### What is needed
Pick out each line below containing "chevron".

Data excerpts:
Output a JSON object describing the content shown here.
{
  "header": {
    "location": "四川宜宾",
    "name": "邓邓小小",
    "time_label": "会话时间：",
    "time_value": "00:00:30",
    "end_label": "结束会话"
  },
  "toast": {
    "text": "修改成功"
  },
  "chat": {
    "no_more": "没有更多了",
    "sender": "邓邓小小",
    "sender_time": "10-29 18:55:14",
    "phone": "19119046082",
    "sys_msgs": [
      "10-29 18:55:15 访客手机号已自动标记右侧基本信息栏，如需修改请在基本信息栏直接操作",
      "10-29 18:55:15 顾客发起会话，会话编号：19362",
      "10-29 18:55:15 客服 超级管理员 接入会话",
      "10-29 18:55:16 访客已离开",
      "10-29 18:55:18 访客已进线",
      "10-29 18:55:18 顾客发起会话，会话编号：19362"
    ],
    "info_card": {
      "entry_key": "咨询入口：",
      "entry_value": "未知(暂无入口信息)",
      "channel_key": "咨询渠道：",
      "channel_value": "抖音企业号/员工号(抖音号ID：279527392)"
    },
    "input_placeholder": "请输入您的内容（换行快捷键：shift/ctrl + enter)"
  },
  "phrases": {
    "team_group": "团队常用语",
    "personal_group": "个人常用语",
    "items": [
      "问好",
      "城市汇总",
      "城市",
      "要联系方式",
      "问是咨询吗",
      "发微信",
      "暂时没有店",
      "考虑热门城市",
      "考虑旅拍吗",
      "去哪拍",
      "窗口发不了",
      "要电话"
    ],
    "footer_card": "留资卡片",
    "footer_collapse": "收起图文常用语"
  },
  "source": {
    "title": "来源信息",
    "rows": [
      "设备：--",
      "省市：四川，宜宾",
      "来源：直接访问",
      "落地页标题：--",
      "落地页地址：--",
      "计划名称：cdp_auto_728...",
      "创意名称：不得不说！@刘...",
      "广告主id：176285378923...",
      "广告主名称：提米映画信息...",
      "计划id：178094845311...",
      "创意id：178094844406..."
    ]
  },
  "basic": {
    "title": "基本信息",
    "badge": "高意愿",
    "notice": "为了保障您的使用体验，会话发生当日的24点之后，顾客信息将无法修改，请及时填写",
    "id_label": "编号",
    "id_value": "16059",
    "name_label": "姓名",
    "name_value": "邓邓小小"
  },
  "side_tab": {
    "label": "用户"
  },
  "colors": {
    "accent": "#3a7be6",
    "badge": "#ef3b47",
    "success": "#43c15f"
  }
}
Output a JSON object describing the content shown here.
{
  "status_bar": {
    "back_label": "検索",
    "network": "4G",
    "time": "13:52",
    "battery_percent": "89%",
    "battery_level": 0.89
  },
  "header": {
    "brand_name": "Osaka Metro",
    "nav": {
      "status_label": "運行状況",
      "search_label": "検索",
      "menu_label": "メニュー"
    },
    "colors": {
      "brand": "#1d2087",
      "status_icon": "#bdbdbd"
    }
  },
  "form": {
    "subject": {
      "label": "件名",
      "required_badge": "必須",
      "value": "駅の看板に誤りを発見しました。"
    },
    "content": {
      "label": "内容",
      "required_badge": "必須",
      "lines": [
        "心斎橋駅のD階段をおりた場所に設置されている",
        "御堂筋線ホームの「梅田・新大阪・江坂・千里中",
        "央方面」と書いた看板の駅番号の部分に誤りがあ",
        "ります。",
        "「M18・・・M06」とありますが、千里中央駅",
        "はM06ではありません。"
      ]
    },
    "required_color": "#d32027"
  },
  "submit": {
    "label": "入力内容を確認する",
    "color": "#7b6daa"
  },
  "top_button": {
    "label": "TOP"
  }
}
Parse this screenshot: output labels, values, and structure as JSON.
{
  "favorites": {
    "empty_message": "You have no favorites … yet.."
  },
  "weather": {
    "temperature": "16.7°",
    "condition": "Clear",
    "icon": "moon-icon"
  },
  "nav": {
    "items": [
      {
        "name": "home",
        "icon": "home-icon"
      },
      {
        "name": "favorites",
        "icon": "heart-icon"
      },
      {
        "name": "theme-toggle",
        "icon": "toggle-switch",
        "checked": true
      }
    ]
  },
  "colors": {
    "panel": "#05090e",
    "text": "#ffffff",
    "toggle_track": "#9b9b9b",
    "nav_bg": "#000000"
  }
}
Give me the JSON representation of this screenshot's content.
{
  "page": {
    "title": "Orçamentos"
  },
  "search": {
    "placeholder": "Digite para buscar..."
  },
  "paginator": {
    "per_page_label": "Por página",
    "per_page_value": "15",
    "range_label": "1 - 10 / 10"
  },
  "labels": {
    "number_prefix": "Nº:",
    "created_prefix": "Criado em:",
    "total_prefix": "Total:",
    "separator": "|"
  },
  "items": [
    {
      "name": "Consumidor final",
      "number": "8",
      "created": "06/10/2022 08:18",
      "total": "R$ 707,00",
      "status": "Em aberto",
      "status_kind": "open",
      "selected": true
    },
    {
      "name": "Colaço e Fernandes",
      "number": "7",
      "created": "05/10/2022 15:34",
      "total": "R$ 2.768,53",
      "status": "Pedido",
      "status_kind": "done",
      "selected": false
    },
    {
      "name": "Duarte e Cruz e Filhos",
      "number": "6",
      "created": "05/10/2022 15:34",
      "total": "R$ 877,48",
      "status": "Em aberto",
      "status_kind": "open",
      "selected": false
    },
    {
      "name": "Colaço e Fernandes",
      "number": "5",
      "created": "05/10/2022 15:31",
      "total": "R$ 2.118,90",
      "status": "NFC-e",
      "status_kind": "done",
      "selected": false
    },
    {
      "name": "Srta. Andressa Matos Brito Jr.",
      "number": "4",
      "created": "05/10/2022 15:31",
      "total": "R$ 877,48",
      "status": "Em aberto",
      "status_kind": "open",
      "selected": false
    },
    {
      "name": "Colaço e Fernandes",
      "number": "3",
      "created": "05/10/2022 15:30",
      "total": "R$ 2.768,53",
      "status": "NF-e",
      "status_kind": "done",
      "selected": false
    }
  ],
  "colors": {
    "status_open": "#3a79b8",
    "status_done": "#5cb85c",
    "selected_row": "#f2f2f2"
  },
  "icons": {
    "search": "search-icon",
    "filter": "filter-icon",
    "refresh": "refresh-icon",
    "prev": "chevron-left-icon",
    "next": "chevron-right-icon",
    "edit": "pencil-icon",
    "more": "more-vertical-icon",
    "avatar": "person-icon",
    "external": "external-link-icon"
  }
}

### Solution for this task
    "prev": "chevron-left-icon",
    "next": "chevron-right-icon",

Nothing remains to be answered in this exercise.